_Your objective_: Your response should reproduce every line of the entries that contains the word "user".

_The records_:
____________

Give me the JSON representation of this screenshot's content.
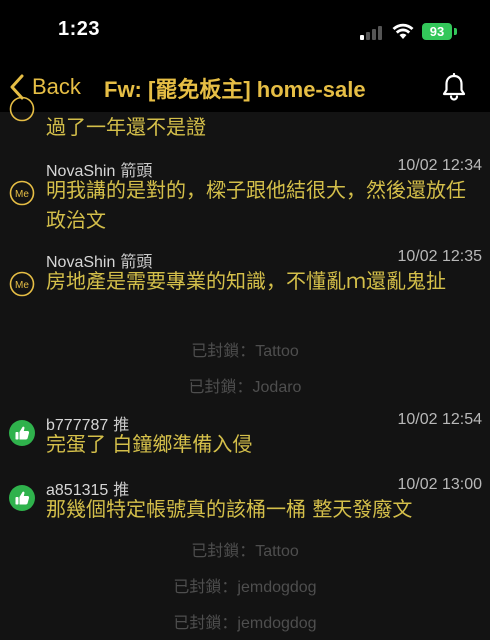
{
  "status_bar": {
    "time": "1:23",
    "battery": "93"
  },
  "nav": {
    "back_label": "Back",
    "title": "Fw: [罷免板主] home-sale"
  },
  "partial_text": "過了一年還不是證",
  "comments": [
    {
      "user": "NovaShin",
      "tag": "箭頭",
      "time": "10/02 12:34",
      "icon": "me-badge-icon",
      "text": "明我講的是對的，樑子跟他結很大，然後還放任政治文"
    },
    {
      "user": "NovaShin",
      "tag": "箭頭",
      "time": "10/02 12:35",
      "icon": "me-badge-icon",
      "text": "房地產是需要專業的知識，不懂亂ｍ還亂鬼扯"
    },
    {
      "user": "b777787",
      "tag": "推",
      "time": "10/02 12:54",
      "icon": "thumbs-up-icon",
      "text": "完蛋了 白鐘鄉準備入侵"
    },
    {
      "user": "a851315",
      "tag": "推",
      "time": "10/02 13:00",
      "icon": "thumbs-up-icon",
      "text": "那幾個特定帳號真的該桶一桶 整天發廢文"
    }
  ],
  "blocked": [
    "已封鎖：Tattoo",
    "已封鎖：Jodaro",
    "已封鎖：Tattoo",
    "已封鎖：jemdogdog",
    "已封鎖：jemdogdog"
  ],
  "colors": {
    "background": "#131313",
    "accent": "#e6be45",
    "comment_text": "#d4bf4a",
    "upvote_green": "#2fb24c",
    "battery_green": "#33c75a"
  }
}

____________

_Your solution_:
      "user": "NovaShin",
      "user": "NovaShin",
      "user": "b777787",
      "user": "a851315",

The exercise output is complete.